For Bears OT Jordan Mills, one opening changed it all
BY PATRICK FINLEY Staff Reporter September 14, 2013 1:54AM
Jordan Mills initially wasn’t supposed to be in the Senior Bowl. His effort that week led him to the Bears, who have him starting at right tackle. | Jonathan Daniel/Getty Images
Updated: October 16, 2013 6:34AM
The champagne-colored 1998 Oldsmobile Cutlass lumbered toward Dallas/Fort Worth International Airport. The air conditioner didn’t work, two windows wouldn’t roll down and the driver’s side panel was missing.
An hour earlier, Jordan Mills had missed so many phone calls while working out in McKinnie, Texas, that he feared something was horribly wrong.
Now, after a short trip home in which he showered while his brother hurriedly threw his clothes in a bag, the offensive tackle was headed to the biggest job interview of his life.
Mills hadn’t been invited to the Senior Bowl in January after his final season at Louisiana Tech. But Tennessee lineman Dallas Thomas was hurt, and Mills was needed as a last-minute replacement. He had to fly immediately to Alabama and practice the next morning in a week scrutinized by every NFL personnel office and ending with a game four days later.
For Mills, a native of Napoleonville, La., this was his big break.
Driving in the hand-me-down car, Mills and brother Rodney Rhyans talked, the way they do before every game.
‘‘You’ve belonged from Day 1,’’ Rhyans told Mills. ‘‘When you get there, show them you should have been selected the first time around.’’
Getting a break was only half the equation. Mills is the Bears’ starter at right tackle Sunday — and former Bear J’Marcus Webb will be in a Minnesota Vikings uniform — partly because of what Mills did with the opportunity.
On his first day of Senior Bowl practice, the 6-5, 316-pounder fought with LSU’s Lavar Edwards and Florida State’s Everett Dawkins. That week, he tangled with players whose pedigrees surpassed most he saw in the Western Athletic Conference.
‘‘I’m all for my teammates, and if you push me, I’m gonna push back,” said Mills, the sixth of seven kids. ‘‘We got into it. But I showed my toughness. Twice. But it was probably more than twice.’’
After performing backpedal pass blocks in Louisiana Tech’s hair-on-fire offense, Mills showed he could protect in the Senior Bowl’s prototypical NFL offense — and that he could do it against elite competition.
‘‘One of the better weeks I’ve seen from an offensive lineman,’’ Mills’ agent, Scott Casterline, said, ‘‘and I’ve been doing this 31 years.’’

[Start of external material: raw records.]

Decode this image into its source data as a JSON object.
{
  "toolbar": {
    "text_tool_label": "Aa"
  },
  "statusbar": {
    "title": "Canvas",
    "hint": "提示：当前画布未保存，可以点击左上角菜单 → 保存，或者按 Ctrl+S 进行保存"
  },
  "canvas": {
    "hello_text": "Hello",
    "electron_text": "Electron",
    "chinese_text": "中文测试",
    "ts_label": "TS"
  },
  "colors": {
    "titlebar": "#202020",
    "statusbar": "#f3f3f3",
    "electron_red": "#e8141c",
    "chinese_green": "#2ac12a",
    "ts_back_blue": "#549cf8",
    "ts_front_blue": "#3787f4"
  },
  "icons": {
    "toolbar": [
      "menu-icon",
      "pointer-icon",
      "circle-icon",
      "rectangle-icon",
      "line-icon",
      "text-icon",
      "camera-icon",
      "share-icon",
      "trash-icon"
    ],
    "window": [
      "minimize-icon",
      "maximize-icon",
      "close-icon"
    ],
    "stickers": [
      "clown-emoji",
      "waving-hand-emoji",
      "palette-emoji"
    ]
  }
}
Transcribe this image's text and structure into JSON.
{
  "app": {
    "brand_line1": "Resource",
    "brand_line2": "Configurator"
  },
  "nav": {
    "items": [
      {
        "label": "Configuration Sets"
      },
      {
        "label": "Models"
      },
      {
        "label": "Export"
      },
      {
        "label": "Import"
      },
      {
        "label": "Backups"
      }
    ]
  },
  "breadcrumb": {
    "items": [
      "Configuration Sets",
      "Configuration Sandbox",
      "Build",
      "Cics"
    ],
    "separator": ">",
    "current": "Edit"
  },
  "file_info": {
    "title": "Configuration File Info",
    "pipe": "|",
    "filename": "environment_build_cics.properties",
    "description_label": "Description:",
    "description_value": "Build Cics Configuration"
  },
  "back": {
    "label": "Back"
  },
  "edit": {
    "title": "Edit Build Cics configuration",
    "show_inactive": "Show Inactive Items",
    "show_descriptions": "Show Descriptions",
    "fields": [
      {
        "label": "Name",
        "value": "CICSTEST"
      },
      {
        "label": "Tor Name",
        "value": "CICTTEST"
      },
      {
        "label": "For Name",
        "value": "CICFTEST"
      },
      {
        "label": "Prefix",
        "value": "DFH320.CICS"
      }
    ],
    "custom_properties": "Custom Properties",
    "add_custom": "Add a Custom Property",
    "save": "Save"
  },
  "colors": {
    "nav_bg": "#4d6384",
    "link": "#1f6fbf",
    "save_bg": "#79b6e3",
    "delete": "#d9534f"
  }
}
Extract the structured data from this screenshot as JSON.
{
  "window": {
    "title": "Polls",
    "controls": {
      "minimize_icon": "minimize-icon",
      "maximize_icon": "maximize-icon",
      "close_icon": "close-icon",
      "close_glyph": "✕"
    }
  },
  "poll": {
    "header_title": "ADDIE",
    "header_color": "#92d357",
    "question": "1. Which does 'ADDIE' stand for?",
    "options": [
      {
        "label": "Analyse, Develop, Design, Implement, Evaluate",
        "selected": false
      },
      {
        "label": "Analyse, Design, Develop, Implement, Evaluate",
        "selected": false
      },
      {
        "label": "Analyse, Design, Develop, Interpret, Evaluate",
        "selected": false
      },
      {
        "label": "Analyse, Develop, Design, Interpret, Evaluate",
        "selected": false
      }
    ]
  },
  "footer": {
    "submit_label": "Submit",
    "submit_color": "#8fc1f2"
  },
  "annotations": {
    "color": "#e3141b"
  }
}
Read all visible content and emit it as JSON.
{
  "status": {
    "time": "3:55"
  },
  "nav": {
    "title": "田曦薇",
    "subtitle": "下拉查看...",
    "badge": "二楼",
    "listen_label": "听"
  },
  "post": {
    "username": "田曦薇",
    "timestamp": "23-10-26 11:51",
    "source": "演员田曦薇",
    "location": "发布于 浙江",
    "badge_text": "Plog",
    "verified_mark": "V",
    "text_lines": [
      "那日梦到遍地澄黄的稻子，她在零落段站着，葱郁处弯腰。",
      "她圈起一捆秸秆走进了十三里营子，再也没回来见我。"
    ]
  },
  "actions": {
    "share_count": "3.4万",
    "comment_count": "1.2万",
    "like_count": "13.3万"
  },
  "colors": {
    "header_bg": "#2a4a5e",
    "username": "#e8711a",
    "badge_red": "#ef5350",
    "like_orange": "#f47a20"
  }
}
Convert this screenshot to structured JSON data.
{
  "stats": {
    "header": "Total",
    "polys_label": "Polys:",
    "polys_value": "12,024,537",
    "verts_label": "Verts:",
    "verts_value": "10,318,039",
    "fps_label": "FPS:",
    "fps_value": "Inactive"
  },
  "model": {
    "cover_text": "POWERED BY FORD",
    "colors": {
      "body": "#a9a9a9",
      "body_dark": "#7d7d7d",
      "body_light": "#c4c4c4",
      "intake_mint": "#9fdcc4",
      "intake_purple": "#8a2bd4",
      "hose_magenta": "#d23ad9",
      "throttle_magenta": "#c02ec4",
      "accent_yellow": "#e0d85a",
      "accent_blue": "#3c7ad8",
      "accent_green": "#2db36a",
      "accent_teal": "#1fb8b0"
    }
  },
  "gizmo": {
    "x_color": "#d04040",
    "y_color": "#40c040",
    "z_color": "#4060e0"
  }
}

Had the Senior Bowl never called, Mills would have played in the Texas vs. the Nation All-Star Game, from which 14 players were drafted into the NFL.
By contrast, 94 Senior Bowl players were picked, including Mills, whom the Bears selected in the fifth round.
‘‘We’re looking for a guy that has a good anchor: good lower-body strength, good hand strength and good arms,’’ said Bears offensive coordinator/offensive line coach Aaron Kromer, who watched Senior Bowl practices on tape. ‘‘He fit those three traits. When we met him and got to know him, he was smart. And he showed toughness on tape.”
Mills replaced Webb after 10 preseason snaps, locking up the job decisively enough for the Bears to waive their former starter.
Kromer prefers the word ‘‘competitive’’ to ‘‘nasty.’’ But Mills has it, even if he’s quicker to smile than to speak off the field.
‘‘I’ve had to poke him and prod him just to get him to talk,’’ rookie right guard Kyle Long said. ‘‘He’s a very smart guy, a very bright guy, an attention-to-detail kinda guy.’’
Mills’ Week 1 performance against the Cincinnati Bengals spoke for itself. He allowed just one quarterback hurry in 35 pass attempts, grading so high that Pro Football Focus has him fourth in the rankings for rookie of the year.
He’ll be tested Sunday, though likely one-on-one; the Vikings blitzed only five times last week.
Mills now drives his dream car, a 2013 Dodge Challenger RT, leaving his Vernon Hills home using shortcuts handed down by veterans.
He wonders what would have happened without the Senior Bowl.
He’s thankful he’ll never find out.
‘‘You never know,’’ he said. ‘‘That’s why you stay prepared for anything. . . .
‘‘But I’m glad it happened like it happened.’’